By Meghan Holohan

While bleating goats serve as adorable stars in online videos most people probably think the beasts simply make random noises. But a new study finds that goats recognize slight emotional changes in other goats’ calls and respond both behaviorally and physiologically, which indicates the listener’s feelings shift, too.

“There’s a lot of research studying animal emotions and studying vocalization is a window to these emotions,” Alan McElligott, an author of the paper published in Frontiers in Zoology, and a reader in animal behavior at the University of Roehampton in London, told TODAY. “They are able to perceive a positive or negative (emotion) and it could affect how they are feeling as well. It is very similar to what is happening in humans but I wouldn’t say it is the same.”

A new study shows that goats experience an emotional response when they hear another goat making a positive bleating noise. Courtesy of Alan McElligott

The findings reinforce what farmers have long believed about their animals: That they are curious, emotional creatures, attuned to those around them.

For the study researchers recruited 24 goats from the Buttercup Sanctuary for Goats in Kent. Each goat spent time in pen on the farm and listened to groups of positive and negative goat calls. While researchers observed the goats’ behavior they also used an external heart monitor to record the heart rate and heart rate variance, the pauses between heartbeats. When goats heard positive goat calls the time between their heart beats lengthened.

“Their behavior changes and they look more to the source of the sound and there is a physiological affect as well,” he explained.

Researchers think that by understanding how goats responding to other goats' calls they can uncover the social lives of the creatures. Courtesy of Alan McElligott

Understanding goats’ emotions provides insight into their abilities and can help farmers make goats happier.

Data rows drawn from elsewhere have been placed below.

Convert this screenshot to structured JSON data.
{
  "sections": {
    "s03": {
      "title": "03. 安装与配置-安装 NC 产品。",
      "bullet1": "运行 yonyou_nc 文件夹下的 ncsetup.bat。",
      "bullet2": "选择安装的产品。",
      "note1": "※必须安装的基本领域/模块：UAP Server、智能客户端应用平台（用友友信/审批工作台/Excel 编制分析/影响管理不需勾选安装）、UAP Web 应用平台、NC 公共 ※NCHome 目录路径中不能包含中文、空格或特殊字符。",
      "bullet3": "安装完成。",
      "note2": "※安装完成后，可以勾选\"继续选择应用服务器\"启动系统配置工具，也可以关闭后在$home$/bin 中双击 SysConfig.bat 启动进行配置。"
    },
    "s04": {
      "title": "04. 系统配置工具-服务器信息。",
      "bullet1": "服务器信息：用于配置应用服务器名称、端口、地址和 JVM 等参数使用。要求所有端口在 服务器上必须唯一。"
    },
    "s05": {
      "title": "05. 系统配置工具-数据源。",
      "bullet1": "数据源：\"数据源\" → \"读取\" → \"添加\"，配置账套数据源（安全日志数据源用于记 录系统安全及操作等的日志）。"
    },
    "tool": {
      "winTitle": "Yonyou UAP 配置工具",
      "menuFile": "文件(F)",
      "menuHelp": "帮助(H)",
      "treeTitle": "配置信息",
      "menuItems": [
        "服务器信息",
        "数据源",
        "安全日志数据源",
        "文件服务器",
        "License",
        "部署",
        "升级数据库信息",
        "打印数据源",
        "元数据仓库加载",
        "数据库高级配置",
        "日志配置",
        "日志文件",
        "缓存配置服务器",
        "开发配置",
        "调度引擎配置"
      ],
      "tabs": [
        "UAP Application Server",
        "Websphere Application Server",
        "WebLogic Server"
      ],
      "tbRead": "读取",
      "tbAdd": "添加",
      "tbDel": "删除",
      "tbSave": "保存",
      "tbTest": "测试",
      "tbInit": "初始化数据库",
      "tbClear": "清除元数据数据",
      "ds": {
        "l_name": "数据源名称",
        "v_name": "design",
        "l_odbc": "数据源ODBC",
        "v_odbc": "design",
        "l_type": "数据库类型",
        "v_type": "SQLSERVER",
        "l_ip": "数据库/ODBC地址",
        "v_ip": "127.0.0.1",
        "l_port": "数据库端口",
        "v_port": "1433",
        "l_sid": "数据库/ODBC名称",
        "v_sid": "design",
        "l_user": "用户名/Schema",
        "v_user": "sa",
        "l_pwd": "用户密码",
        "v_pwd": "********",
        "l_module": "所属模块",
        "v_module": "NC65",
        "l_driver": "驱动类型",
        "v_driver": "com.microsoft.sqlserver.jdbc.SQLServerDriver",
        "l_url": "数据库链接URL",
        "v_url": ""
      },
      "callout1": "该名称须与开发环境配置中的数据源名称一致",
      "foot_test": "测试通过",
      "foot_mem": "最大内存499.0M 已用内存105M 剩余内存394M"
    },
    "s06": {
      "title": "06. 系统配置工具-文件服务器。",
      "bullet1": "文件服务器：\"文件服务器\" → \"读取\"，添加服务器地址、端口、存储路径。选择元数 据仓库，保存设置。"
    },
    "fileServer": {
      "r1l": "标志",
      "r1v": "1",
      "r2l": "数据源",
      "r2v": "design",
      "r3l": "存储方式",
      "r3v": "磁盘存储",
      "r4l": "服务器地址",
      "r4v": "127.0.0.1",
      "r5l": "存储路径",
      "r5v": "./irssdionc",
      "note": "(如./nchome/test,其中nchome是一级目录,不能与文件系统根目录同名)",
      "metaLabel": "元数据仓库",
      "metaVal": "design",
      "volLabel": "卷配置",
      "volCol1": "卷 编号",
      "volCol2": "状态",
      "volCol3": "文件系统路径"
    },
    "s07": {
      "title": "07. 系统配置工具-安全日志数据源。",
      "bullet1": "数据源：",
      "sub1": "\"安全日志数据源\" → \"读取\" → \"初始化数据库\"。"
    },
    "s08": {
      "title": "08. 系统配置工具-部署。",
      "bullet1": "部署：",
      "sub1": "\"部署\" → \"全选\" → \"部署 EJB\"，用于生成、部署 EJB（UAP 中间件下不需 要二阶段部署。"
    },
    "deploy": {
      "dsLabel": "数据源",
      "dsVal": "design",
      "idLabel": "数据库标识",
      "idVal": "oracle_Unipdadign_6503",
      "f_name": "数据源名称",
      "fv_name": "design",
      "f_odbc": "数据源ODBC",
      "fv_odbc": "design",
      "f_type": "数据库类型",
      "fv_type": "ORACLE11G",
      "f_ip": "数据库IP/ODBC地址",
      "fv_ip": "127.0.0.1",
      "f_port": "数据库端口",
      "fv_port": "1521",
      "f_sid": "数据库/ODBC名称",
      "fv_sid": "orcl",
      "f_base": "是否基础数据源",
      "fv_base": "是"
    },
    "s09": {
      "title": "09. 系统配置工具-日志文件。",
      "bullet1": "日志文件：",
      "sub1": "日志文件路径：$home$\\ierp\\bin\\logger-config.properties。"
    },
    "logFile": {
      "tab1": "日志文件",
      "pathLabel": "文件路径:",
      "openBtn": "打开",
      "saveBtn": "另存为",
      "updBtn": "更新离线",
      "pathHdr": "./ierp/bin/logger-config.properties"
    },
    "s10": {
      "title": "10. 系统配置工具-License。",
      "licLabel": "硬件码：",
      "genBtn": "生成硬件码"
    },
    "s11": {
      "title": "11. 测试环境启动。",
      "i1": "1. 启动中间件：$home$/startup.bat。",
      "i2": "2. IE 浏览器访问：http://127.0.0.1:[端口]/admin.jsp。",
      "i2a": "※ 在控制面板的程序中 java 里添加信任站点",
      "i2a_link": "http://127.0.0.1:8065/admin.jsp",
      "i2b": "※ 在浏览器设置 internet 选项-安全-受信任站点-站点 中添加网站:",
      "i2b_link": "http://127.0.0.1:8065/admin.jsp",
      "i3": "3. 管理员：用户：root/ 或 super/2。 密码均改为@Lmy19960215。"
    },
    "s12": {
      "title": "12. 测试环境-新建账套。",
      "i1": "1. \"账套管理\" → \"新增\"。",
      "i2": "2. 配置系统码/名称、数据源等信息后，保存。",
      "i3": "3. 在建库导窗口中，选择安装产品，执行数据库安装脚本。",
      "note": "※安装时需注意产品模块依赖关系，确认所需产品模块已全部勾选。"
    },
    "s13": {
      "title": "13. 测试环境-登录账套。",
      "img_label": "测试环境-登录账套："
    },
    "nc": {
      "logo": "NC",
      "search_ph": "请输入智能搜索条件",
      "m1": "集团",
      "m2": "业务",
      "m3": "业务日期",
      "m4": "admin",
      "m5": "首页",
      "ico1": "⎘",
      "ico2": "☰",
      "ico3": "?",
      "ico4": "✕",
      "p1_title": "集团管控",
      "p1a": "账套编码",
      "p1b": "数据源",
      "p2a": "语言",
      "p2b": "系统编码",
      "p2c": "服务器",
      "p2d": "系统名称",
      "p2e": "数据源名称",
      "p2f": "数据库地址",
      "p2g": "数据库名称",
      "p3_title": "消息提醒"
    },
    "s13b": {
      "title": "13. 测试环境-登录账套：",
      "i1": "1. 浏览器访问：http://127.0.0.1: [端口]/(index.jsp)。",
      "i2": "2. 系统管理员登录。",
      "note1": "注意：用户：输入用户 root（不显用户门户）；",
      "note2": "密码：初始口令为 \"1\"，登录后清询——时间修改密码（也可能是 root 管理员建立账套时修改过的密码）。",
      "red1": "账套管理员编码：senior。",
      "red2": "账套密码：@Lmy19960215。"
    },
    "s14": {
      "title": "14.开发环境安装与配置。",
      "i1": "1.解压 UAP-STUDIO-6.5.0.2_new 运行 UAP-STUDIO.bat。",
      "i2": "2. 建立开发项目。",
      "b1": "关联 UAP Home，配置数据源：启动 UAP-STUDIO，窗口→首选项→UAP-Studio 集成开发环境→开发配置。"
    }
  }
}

“People were almost not aware that livestock animals were feeling emotions,” McElligott said. “It is just raising awareness of the cognitive abilities of these livestock animals. They are not meat and milk or hair producing machines. They have complex social lives.”